START DATA FOR THE TASK

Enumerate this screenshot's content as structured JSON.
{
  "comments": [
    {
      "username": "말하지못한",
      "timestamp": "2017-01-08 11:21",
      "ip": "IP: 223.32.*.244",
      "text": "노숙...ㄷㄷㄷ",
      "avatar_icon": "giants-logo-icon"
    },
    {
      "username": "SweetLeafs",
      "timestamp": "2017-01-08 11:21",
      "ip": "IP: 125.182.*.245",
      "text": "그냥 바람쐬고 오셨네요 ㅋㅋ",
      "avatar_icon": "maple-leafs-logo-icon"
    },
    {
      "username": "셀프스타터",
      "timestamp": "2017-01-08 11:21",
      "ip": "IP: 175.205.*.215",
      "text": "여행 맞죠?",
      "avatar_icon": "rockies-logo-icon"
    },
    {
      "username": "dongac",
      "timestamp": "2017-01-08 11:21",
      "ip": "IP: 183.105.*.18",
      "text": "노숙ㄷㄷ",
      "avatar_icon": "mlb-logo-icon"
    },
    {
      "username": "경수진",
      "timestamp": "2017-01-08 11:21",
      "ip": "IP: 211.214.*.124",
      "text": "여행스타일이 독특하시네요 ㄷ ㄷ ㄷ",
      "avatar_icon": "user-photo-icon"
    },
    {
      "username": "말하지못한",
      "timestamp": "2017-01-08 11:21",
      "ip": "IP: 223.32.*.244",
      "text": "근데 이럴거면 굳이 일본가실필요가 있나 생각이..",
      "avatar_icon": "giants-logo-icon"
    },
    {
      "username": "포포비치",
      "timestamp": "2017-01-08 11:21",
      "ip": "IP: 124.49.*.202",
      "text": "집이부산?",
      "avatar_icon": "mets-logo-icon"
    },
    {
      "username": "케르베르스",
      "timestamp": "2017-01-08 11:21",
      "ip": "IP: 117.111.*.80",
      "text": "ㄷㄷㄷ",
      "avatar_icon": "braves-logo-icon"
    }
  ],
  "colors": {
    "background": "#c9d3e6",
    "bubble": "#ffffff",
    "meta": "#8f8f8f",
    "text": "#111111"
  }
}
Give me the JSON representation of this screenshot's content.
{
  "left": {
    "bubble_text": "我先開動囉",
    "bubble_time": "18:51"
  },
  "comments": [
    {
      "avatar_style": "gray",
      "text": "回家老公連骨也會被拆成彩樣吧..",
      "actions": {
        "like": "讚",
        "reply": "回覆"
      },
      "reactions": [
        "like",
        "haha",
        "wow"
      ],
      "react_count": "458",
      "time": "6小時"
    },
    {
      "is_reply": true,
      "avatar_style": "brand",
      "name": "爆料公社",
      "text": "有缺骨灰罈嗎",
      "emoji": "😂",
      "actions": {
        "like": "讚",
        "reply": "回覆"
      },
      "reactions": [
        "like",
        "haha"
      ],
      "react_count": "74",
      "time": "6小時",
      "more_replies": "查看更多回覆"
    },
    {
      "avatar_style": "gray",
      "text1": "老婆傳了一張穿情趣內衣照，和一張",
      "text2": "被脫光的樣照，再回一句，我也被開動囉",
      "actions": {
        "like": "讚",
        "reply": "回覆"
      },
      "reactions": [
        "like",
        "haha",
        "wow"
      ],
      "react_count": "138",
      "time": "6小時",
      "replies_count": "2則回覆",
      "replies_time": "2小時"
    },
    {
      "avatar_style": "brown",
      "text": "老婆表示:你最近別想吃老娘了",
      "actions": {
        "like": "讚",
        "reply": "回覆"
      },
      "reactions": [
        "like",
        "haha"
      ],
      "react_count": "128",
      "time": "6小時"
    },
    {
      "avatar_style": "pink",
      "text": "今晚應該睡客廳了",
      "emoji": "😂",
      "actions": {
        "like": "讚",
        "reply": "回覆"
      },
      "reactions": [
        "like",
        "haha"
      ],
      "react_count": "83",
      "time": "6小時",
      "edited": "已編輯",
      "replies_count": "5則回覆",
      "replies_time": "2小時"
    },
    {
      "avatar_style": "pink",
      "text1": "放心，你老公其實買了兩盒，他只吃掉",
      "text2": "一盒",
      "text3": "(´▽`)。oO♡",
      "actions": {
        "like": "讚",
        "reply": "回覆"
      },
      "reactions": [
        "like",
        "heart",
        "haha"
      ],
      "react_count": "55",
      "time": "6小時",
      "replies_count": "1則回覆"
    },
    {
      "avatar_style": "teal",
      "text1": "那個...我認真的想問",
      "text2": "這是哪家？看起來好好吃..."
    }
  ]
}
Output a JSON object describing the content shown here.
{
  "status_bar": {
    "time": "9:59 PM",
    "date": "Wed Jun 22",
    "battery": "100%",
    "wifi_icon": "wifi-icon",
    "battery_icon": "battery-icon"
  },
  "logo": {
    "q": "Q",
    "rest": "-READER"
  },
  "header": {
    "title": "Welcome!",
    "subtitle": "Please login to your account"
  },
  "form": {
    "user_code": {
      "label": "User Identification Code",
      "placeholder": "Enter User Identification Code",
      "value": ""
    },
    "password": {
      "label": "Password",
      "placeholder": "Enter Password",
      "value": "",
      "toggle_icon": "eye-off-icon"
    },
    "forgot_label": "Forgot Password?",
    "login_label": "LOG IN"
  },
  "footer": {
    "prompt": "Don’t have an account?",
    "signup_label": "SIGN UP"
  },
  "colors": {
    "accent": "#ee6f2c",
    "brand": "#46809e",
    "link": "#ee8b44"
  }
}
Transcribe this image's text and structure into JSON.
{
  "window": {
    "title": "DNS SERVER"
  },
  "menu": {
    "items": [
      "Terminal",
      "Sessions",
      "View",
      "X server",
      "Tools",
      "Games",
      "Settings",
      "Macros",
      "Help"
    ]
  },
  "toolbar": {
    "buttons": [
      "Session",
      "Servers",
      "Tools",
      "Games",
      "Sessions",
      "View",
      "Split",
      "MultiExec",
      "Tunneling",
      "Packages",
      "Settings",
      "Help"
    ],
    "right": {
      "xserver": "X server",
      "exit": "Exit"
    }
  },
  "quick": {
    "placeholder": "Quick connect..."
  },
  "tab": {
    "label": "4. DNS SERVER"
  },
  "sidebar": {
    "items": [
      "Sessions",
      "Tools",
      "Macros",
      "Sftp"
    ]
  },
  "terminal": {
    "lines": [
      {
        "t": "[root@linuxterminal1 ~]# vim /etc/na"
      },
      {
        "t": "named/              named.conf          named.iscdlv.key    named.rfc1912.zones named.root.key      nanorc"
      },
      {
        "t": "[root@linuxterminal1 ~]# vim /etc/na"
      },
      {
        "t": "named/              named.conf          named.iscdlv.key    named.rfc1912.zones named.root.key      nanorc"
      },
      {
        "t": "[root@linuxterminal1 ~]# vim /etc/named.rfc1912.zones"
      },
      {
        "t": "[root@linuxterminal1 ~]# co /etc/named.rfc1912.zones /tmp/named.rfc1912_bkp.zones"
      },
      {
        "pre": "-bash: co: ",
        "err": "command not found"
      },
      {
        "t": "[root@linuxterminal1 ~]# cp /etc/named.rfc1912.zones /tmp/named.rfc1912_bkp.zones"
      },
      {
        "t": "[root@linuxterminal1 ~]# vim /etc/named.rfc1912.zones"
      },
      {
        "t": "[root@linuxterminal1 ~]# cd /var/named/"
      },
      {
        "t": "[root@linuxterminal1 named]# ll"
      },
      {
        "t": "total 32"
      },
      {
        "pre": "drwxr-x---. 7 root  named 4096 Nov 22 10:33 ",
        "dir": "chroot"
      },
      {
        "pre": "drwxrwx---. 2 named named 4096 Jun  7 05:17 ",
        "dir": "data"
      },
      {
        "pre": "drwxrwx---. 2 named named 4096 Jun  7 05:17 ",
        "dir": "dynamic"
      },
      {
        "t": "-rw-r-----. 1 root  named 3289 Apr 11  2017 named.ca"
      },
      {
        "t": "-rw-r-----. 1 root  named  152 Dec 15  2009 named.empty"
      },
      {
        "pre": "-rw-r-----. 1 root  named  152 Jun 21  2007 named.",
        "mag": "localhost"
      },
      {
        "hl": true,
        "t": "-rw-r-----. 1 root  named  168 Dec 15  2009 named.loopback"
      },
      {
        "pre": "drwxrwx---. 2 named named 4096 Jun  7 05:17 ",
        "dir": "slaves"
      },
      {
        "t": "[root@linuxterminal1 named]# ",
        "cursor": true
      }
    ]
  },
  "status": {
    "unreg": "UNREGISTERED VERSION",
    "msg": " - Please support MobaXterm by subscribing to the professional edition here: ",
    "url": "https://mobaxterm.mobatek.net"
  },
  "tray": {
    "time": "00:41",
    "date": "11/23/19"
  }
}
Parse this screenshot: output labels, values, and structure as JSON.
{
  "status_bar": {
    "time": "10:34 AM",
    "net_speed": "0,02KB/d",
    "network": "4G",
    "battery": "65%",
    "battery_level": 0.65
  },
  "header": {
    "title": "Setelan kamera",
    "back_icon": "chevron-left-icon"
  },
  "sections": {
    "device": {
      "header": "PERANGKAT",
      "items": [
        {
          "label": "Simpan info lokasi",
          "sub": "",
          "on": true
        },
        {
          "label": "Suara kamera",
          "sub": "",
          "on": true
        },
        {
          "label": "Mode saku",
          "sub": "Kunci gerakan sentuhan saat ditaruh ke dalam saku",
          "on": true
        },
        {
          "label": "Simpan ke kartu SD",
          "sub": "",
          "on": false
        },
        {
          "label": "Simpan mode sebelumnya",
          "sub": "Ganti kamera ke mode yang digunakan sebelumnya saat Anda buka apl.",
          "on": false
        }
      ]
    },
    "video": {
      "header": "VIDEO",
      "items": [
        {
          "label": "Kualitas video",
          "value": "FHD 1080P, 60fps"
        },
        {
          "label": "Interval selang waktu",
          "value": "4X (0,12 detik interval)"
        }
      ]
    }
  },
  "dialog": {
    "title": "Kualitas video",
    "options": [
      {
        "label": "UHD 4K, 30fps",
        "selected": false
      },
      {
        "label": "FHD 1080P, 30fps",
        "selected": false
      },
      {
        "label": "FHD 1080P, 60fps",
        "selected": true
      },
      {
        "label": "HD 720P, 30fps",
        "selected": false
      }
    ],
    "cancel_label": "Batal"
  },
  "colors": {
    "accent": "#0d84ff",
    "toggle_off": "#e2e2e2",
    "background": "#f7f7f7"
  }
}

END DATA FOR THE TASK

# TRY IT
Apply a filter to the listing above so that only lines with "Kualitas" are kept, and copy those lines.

# EXERCISE RESPONSE
          "label": "Kualitas video",
    "title": "Kualitas video",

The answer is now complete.